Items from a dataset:
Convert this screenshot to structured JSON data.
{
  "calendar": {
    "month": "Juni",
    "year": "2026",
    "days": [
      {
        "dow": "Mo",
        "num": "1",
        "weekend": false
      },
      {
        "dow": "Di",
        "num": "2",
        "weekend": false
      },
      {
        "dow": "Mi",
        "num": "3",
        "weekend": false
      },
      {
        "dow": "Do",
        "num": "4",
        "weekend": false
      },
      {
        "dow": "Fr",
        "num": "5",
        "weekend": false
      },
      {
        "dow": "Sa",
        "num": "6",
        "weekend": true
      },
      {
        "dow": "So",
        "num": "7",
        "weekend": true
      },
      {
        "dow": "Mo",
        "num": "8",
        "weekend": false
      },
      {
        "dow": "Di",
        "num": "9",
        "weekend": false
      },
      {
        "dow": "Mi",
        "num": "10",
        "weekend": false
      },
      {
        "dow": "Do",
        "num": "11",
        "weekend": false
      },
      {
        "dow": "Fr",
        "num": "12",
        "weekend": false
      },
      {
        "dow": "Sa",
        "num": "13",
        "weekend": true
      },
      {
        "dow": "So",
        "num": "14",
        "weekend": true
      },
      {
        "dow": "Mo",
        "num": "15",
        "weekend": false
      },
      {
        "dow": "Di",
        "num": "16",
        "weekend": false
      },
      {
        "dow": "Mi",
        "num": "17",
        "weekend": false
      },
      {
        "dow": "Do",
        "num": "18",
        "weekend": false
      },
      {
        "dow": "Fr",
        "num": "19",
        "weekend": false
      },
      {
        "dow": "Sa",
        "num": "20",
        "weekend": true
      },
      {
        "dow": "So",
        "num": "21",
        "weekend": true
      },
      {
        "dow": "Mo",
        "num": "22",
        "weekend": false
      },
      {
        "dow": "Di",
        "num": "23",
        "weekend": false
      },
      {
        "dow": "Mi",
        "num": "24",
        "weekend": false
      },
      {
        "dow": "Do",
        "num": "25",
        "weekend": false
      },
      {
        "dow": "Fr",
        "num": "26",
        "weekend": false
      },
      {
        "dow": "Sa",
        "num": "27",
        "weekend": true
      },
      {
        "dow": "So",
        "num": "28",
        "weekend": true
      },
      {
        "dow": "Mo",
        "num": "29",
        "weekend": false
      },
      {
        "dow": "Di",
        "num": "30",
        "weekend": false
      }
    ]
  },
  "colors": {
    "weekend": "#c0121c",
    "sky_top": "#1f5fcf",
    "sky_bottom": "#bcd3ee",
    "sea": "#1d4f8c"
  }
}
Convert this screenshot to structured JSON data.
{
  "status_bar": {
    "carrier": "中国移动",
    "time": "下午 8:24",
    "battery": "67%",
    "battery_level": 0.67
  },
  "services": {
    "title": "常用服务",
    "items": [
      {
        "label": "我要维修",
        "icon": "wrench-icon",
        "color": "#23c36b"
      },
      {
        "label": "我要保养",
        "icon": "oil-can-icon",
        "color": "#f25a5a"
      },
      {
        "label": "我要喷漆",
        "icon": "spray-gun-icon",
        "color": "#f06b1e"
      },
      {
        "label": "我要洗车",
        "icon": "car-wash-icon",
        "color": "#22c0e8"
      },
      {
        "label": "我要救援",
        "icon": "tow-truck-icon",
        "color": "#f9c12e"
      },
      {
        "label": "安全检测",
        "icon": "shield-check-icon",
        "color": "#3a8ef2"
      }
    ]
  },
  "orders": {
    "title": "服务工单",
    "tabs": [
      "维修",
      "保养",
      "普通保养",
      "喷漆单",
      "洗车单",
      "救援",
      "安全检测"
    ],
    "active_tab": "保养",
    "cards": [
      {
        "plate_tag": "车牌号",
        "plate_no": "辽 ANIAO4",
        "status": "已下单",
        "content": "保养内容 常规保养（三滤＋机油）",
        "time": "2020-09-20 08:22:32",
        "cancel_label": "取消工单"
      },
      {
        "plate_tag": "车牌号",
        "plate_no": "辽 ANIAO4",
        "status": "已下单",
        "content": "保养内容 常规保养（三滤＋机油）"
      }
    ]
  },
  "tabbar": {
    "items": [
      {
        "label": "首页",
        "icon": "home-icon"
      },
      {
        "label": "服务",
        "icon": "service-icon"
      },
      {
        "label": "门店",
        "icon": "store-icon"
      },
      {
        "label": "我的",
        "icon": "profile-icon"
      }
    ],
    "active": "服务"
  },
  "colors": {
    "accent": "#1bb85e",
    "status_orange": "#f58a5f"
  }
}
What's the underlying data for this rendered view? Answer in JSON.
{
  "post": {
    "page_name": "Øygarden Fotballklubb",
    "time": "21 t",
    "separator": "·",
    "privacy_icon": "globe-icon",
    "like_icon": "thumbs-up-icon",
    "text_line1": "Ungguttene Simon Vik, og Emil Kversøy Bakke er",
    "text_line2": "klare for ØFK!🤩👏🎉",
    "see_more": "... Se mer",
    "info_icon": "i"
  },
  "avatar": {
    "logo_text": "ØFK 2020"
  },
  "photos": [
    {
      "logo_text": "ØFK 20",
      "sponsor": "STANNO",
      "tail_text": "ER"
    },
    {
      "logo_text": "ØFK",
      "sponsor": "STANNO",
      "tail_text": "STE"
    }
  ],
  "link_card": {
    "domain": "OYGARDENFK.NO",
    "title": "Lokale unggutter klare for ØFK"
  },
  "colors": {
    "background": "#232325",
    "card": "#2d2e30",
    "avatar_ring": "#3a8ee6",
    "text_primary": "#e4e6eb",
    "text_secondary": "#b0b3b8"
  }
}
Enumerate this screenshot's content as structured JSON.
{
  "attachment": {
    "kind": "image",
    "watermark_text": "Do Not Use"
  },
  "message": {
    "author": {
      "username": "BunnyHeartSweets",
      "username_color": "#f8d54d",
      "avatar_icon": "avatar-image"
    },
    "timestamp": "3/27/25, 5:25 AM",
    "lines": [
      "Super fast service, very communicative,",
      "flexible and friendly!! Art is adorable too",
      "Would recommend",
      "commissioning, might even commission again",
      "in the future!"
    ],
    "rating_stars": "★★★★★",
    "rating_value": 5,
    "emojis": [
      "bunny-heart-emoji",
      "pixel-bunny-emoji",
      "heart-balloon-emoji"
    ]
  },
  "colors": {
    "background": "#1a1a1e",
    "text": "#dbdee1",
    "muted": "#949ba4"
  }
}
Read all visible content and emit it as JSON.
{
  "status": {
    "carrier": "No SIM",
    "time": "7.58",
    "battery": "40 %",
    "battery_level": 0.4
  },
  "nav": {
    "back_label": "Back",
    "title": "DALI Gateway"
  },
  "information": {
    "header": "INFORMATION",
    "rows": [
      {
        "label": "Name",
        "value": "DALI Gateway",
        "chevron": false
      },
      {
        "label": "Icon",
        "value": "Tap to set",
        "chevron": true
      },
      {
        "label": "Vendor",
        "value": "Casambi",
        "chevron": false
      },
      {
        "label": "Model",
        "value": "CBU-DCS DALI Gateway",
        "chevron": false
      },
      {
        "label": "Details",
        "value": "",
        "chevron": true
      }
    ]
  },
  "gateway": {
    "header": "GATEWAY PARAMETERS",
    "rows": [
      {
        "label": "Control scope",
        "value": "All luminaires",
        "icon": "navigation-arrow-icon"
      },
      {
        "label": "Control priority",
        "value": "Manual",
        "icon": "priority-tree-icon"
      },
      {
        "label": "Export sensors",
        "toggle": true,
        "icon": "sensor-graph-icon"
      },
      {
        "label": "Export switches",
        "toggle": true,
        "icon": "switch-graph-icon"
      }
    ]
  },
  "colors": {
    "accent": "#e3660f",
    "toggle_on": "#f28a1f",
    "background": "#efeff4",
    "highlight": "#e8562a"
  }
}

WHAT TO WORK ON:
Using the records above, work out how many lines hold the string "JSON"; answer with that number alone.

FINISHED EXERCISE:
5